Have you ever wished you could change some config parameter for your app without deploying a new version? Of course you have! Wouldn’t it be great if you had whole config for your app in the cloud and change it as you see fit? Of course it would! Well, go ahead, just put some config somewhere in the cloud and MissionControl will take care of the rest for you.

This code will get you started:

// Local Config 
let config: [String : AnyObject] = [
    "Ready" : true,
    "LaunchForce" : 0.21

// Remote Config Endpoint
// Format the config as a JSON payload
let remoteURL = NSURL(string: "")!

// Initialize Misson Control.
// Settings from the remote config will overwrite the local config
MissionControl.launch(localConfig: config, remoteConfigURL: remoteURL)

// Get config values using helper accessors
let ready = ConfigBool("Ready", fallback: false)
let numberOfSeconds = ConfigInt("CountdownDuration", fallback: 10)
let launchForce = ConfigDouble("LaunchForce", fallback: 0.5)
let color = ConfigString("ReadyColor", fallback: "#7ED321")

Mission Control →

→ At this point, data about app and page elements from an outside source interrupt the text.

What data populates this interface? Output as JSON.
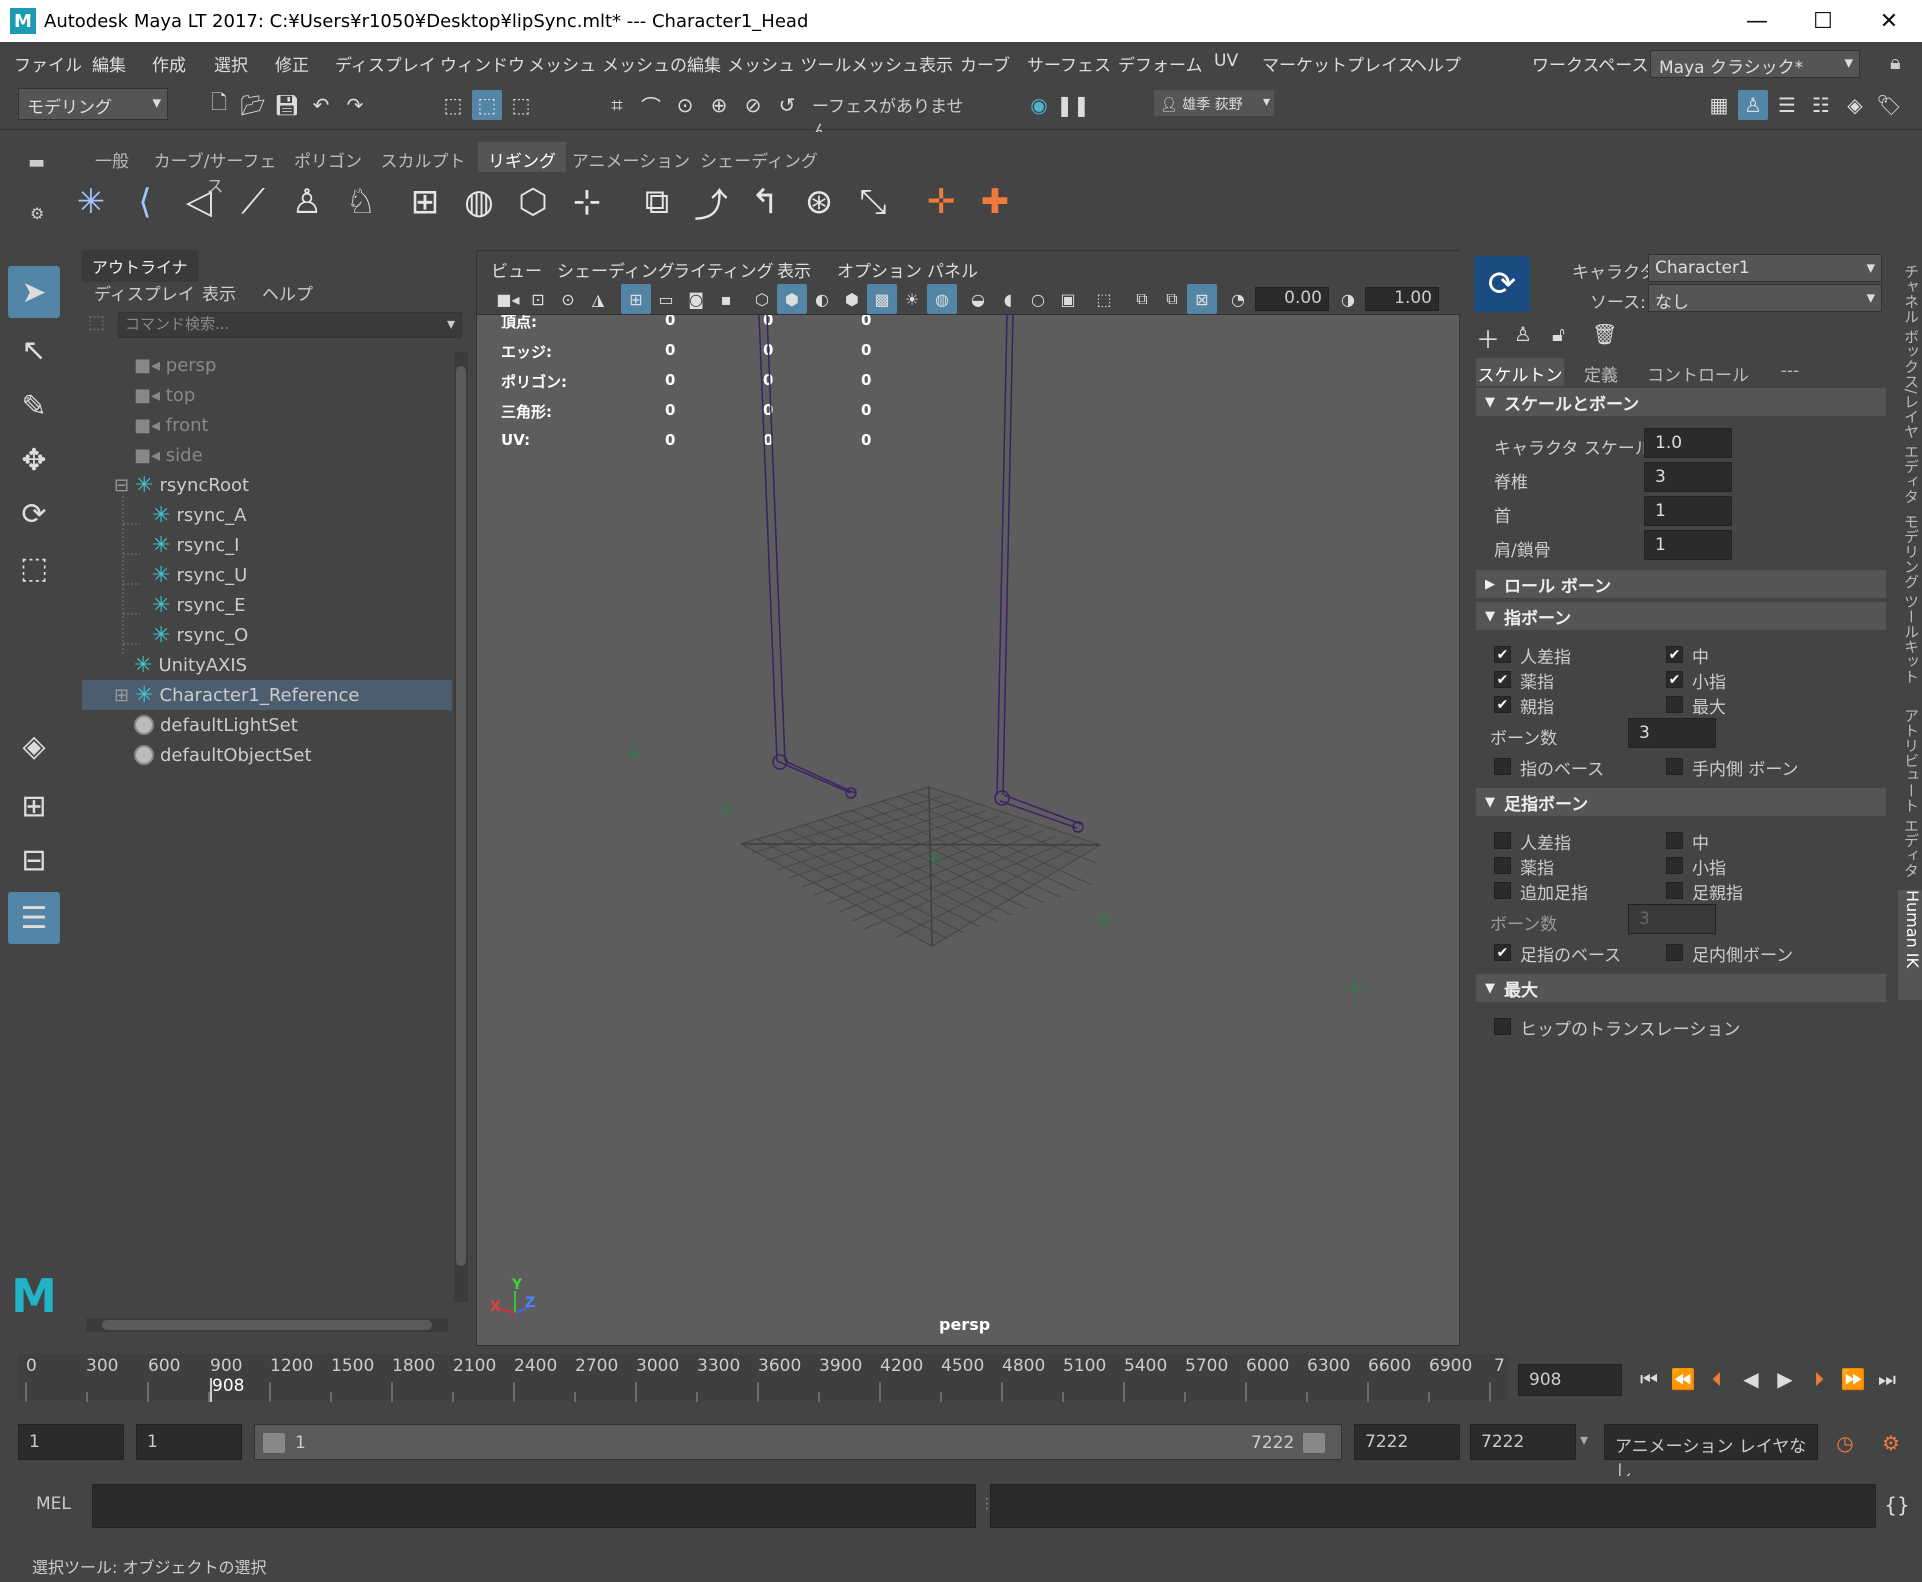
{
  "window": {
    "title": "Autodesk Maya LT 2017: C:¥Users¥r1050¥Desktop¥lipSync.mlt*   ---   Character1_Head",
    "min": "—",
    "max": "☐",
    "close": "✕"
  },
  "menu": [
    "ファイル",
    "編集",
    "作成",
    "選択",
    "修正",
    "ディスプレイ",
    "ウィンドウ",
    "メッシュ",
    "メッシュの編集",
    "メッシュ ツール",
    "メッシュ表示",
    "カーブ",
    "サーフェス",
    "デフォーム",
    "UV",
    "マーケットプレイス",
    "ヘルプ"
  ],
  "workspace": {
    "label": "ワークスペース:",
    "value": "Maya クラシック*"
  },
  "statusline": {
    "mode": "モデリング",
    "live_surface": "ーフェスがありません",
    "user": "雄季 荻野"
  },
  "shelf": {
    "tabs": [
      "一般",
      "カーブ/サーフェス",
      "ポリゴン",
      "スカルプト",
      "リギング",
      "アニメーション",
      "シェーディング"
    ],
    "active": "リギング"
  },
  "outliner": {
    "tab": "アウトライナ",
    "menu": [
      "ディスプレイ",
      "表示",
      "ヘルプ"
    ],
    "search_placeholder": "コマンド検索...",
    "items": [
      {
        "label": "persp",
        "type": "camera"
      },
      {
        "label": "top",
        "type": "camera"
      },
      {
        "label": "front",
        "type": "camera"
      },
      {
        "label": "side",
        "type": "camera"
      },
      {
        "label": "rsyncRoot",
        "type": "joint"
      },
      {
        "label": "rsync_A",
        "type": "joint"
      },
      {
        "label": "rsync_I",
        "type": "joint"
      },
      {
        "label": "rsync_U",
        "type": "joint"
      },
      {
        "label": "rsync_E",
        "type": "joint"
      },
      {
        "label": "rsync_O",
        "type": "joint"
      },
      {
        "label": "UnityAXIS",
        "type": "joint"
      },
      {
        "label": "Character1_Reference",
        "type": "joint"
      },
      {
        "label": "defaultLightSet",
        "type": "set"
      },
      {
        "label": "defaultObjectSet",
        "type": "set"
      }
    ],
    "expand": "⊟",
    "collapse": "⊞"
  },
  "viewport": {
    "menu": [
      "ビュー",
      "シェーディング",
      "ライティング",
      "表示",
      "オプション",
      "パネル"
    ],
    "field1": "0.00",
    "field2": "1.00",
    "hud": [
      {
        "label": "頂点:",
        "v": [
          "0",
          "0",
          "0"
        ]
      },
      {
        "label": "エッジ:",
        "v": [
          "0",
          "0",
          "0"
        ]
      },
      {
        "label": "ポリゴン:",
        "v": [
          "0",
          "0",
          "0"
        ]
      },
      {
        "label": "三角形:",
        "v": [
          "0",
          "0",
          "0"
        ]
      },
      {
        "label": "UV:",
        "v": [
          "0",
          "0",
          "0"
        ]
      }
    ],
    "camera": "persp",
    "axis": {
      "x": "X",
      "y": "Y",
      "z": "Z"
    }
  },
  "hik": {
    "character_label": "キャラクタ:",
    "character_value": "Character1",
    "source_label": "ソース:",
    "source_value": "なし",
    "tabs": [
      "スケルトン",
      "定義",
      "コントロール",
      "---"
    ],
    "sec_scale": "スケールとボーン",
    "scale_rows": [
      {
        "label": "キャラクタ スケール",
        "value": "1.0"
      },
      {
        "label": "脊椎",
        "value": "3"
      },
      {
        "label": "首",
        "value": "1"
      },
      {
        "label": "肩/鎖骨",
        "value": "1"
      }
    ],
    "sec_roll": "ロール ボーン",
    "sec_finger": "指ボーン",
    "finger_checks": [
      {
        "label": "人差指",
        "checked": true
      },
      {
        "label": "中",
        "checked": true
      },
      {
        "label": "薬指",
        "checked": true
      },
      {
        "label": "小指",
        "checked": true
      },
      {
        "label": "親指",
        "checked": true
      },
      {
        "label": "最大",
        "checked": false
      }
    ],
    "finger_bones_label": "ボーン数",
    "finger_bones_value": "3",
    "finger_base": "指のベース",
    "finger_inner": "手内側 ボーン",
    "sec_toe": "足指ボーン",
    "toe_checks": [
      {
        "label": "人差指",
        "checked": false
      },
      {
        "label": "中",
        "checked": false
      },
      {
        "label": "薬指",
        "checked": false
      },
      {
        "label": "小指",
        "checked": false
      },
      {
        "label": "追加足指",
        "checked": false
      },
      {
        "label": "足親指",
        "checked": false
      }
    ],
    "toe_bones_label": "ボーン数",
    "toe_bones_value": "3",
    "toe_base": "足指のベース",
    "toe_inner": "足内側ボーン",
    "sec_max": "最大",
    "hip_translation": "ヒップのトランスレーション"
  },
  "side_tabs": [
    "チャネル ボックス/レイヤ エディタ",
    "モデリング ツールキット",
    "アトリビュート エディタ",
    "Human IK"
  ],
  "timeslider": {
    "ticks": [
      "0",
      "300",
      "600",
      "900",
      "1200",
      "1500",
      "1800",
      "2100",
      "2400",
      "2700",
      "3000",
      "3300",
      "3600",
      "3900",
      "4200",
      "4500",
      "4800",
      "5100",
      "5400",
      "5700",
      "6000",
      "6300",
      "6600",
      "6900",
      "7"
    ],
    "current_marker": "908",
    "current_field": "908"
  },
  "range": {
    "start": "1",
    "start2": "1",
    "inner_start": "1",
    "inner_end": "7222",
    "end": "7222",
    "end2": "7222",
    "anim_layer": "アニメーション レイヤなし"
  },
  "cmdline": {
    "label": "MEL"
  },
  "helpline": {
    "text": "選択ツール: オブジェクトの選択"
  }
}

At work we build things like in all of our apps. Last year – for a Hybrid App named “De Allesweter” – we did exactly the same thing using JavaScript. That’s how we roll.

Implementing this yourself is fairly easy: fetch() the remote config, and merge it with your local one using Object.assign().